A credibility statement is a rhetorical device that establishes the validity of the rhetor's position as articulated in a given speech or artifact. Credibility statements are often associated with Aristotelian models of argumentation.Continue Reading
In rhetoric, and specifically argumentation, the credibility of a speaker can be considered to be a signifier of the validity of their position. A credibility statement is a rhetorical device which seeks to establish this validity by exemplifying the qualities of the speaker. Following an Aristotelian model of rhetoric, this is typically achieved through an appeal to ethos, or character.
In the Aristotelian model, rhetoric functions along the axes of the Artistic Proofs: Logos, pathos, and ethos. These proofs represent, to paraphrase James Herrick from The History and Theory of Rhetoric, logical argumentation, emotional psychology, and the sociology of good character, accordingly.
As it can be seen, while the first proofs concern themselves primarily with the articulation of the speech itself, ethos concerns itself with the character of the rhetor himself. The importance of character in argumentation is found in the assumption that personal morality influences the explicit value of other statements, be they related or unrelated to that specific character quality.
To that end, a credibility statement specifically addresses the speaker's social context such as to establish the validity of their position on the matter at hand. Be it through the development of empathy via shared experience, the statement of expertise through practice and history, or the establishment of intent through the detailing of past intention, credibility statements support the argument of the speaker by supporting the speaker him or her self in the eyes of the audience.Learn more about Public Speaking

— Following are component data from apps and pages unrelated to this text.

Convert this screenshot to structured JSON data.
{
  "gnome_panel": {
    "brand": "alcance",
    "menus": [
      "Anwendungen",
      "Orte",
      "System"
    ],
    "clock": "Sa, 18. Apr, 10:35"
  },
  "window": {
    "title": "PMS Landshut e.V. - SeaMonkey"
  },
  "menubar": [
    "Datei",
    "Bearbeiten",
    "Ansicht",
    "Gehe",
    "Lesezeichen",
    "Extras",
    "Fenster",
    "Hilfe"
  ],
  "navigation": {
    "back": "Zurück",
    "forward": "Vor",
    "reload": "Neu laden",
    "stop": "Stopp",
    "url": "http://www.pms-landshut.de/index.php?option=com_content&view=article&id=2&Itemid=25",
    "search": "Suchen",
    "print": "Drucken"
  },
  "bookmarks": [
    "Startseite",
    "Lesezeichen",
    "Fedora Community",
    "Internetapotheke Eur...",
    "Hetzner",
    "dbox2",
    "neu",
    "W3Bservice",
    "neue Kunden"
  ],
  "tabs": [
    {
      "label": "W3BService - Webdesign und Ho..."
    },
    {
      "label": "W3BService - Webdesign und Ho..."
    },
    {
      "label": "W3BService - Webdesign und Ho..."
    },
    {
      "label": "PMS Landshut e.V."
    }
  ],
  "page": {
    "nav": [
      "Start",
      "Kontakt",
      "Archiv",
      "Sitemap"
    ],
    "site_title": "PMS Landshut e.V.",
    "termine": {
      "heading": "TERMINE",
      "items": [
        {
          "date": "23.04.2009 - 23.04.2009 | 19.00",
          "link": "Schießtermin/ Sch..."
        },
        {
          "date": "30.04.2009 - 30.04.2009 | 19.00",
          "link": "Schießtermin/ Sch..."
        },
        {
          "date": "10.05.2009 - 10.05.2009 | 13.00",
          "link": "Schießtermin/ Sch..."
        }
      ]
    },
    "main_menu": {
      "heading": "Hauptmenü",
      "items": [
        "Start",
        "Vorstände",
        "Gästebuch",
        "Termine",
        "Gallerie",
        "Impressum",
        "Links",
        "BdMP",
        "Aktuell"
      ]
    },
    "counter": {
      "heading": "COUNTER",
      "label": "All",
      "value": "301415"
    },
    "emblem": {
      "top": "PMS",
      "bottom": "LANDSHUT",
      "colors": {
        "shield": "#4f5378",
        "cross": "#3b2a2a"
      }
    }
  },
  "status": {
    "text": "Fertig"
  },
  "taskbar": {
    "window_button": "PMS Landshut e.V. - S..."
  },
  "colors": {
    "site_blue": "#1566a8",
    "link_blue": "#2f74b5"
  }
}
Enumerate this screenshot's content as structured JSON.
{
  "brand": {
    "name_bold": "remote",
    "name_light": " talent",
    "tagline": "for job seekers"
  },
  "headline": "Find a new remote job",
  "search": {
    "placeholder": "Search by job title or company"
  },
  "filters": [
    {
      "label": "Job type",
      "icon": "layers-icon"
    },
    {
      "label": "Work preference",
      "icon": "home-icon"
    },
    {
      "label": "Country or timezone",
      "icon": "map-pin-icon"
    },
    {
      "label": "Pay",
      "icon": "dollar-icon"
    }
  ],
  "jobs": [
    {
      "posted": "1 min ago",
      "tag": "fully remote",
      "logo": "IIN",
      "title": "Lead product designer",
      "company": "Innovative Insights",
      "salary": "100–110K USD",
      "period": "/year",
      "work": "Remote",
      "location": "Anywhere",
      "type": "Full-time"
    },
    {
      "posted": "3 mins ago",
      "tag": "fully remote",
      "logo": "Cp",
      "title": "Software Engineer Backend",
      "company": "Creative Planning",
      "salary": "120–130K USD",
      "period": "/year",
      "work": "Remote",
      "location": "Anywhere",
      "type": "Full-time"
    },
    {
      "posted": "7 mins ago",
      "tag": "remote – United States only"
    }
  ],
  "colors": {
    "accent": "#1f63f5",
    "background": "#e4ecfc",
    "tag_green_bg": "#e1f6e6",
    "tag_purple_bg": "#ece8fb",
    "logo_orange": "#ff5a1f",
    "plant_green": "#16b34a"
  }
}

The credibility statement is important as it informs the audience that the speaker is well qualified to talk about the subject matter, which means that ideally any credibility statement should be included in the speech's introduction. The credibility statement is one of five components that should be a part of the introductory section of any speech.Full Answer >
An example of a good introductory speech is one that communicates a thesis or defines the speaker with a singular topic and supporting claim. For an introductory speech focused on the speaker, consider the intended audience, such as a professor, an employee or a general audience, and tailor the content to the audience. Include information about your experience that makes you qualified to speak or facts about yourself, depending on the purpose of the speech.Full Answer >
Tips for writing a one-minute speech of introduction include making sure to clearly state the introductory speaker's relationship to the main speaker and making sure to include biographical information about the main speaker. The person giving the introduction should also state positive things about the main speaker and keep the introduction speech professional and brief.Full Answer >
Good speech topics include the legalization of marijuana, the history of tobacco use and blaming the dog for mishaps. Speech topics can be persuasive, informative or funny. A good speech needs to be innovative and creative.Full Answer >